Start of EXTRACTED INFORMATION

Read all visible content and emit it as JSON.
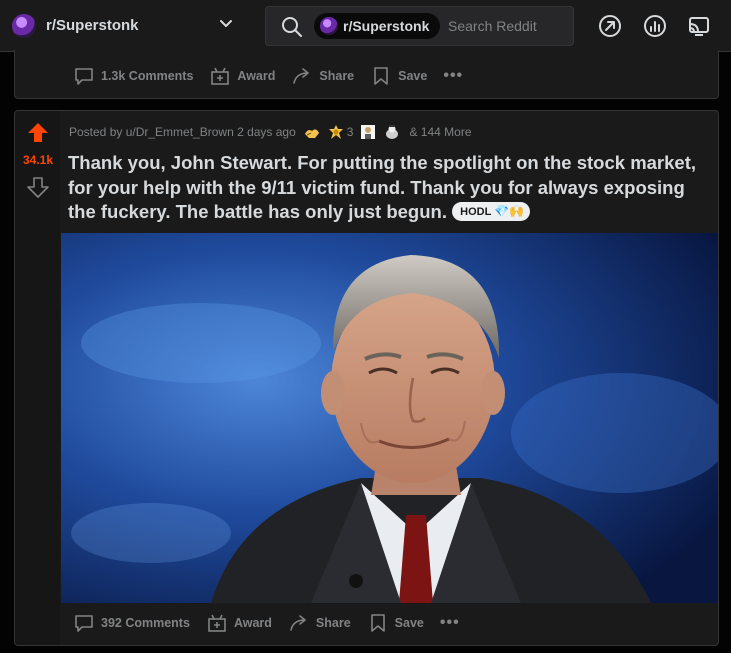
{
  "header": {
    "subreddit": "r/Superstonk",
    "search_chip": "r/Superstonk",
    "search_placeholder": "Search Reddit"
  },
  "prev_post": {
    "comments": "1.3k Comments",
    "award": "Award",
    "share": "Share",
    "save": "Save"
  },
  "post": {
    "votes": "34.1k",
    "posted_by": "Posted by u/Dr_Emmet_Brown 2 days ago",
    "award_count": "3",
    "more_awards": "& 144 More",
    "title": "Thank you, John Stewart. For putting the spotlight on the stock market, for your help with the 9/11 victim fund. Thank you for always exposing the fuckery. The battle has only just begun.",
    "flair": "HODL",
    "flair_emoji": "💎🙌",
    "comments": "392 Comments",
    "award": "Award",
    "share": "Share",
    "save": "Save"
  },
  "colors": {
    "upvote": "#ff4500",
    "background": "#030303",
    "card": "#1a1a1b",
    "muted_text": "#818384"
  }
}
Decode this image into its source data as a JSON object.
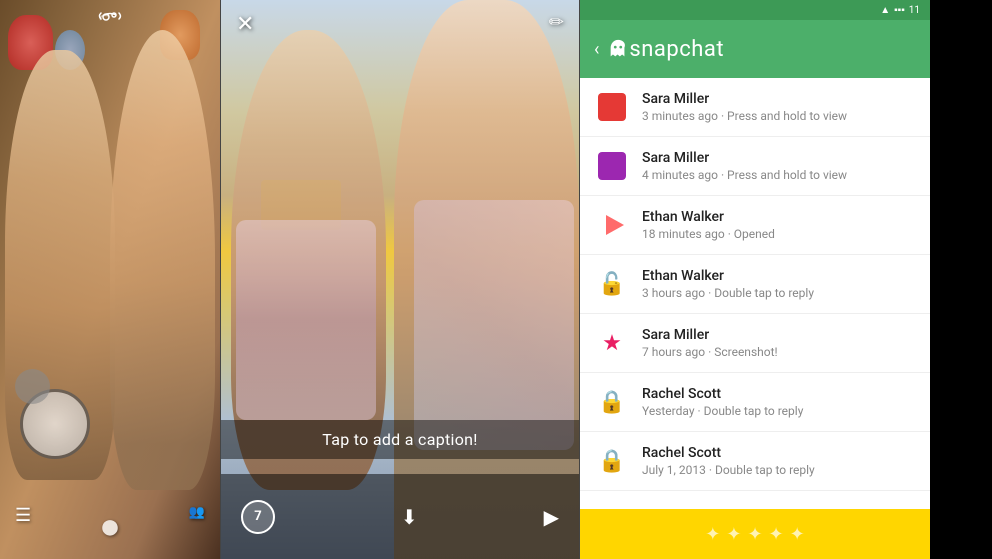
{
  "panels": {
    "left": {
      "camera_icon": "📷",
      "bottom_icons": [
        "☰",
        "●"
      ]
    },
    "middle": {
      "close_icon": "✕",
      "pencil_icon": "✏",
      "caption": "Tap to add a caption!",
      "timer": "7",
      "bottom_icons": [
        "↓",
        "▶"
      ]
    },
    "right": {
      "header": {
        "title": "snapchat",
        "back_arrow": "‹"
      },
      "status_bar": {
        "icons": "▲ ▪ ▪ ▪ 11"
      },
      "snaps": [
        {
          "id": 1,
          "name": "Sara Miller",
          "time": "3 minutes ago · Press and hold to view",
          "icon_type": "red-box"
        },
        {
          "id": 2,
          "name": "Sara Miller",
          "time": "4 minutes ago · Press and hold to view",
          "icon_type": "purple-box"
        },
        {
          "id": 3,
          "name": "Ethan Walker",
          "time": "18 minutes ago · Opened",
          "icon_type": "arrow-right"
        },
        {
          "id": 4,
          "name": "Ethan Walker",
          "time": "3 hours ago · Double tap to reply",
          "icon_type": "lock-open"
        },
        {
          "id": 5,
          "name": "Sara Miller",
          "time": "7 hours ago · Screenshot!",
          "icon_type": "star"
        },
        {
          "id": 6,
          "name": "Rachel Scott",
          "time": "Yesterday · Double tap to reply",
          "icon_type": "lock-closed"
        },
        {
          "id": 7,
          "name": "Rachel Scott",
          "time": "July 1, 2013 · Double tap to reply",
          "icon_type": "lock-closed"
        }
      ],
      "footer_sparkles": [
        "✦",
        "✦",
        "✦",
        "✦",
        "✦"
      ]
    }
  }
}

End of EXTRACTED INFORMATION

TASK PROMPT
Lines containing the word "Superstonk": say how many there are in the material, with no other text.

EXERCISE RESPONSE
2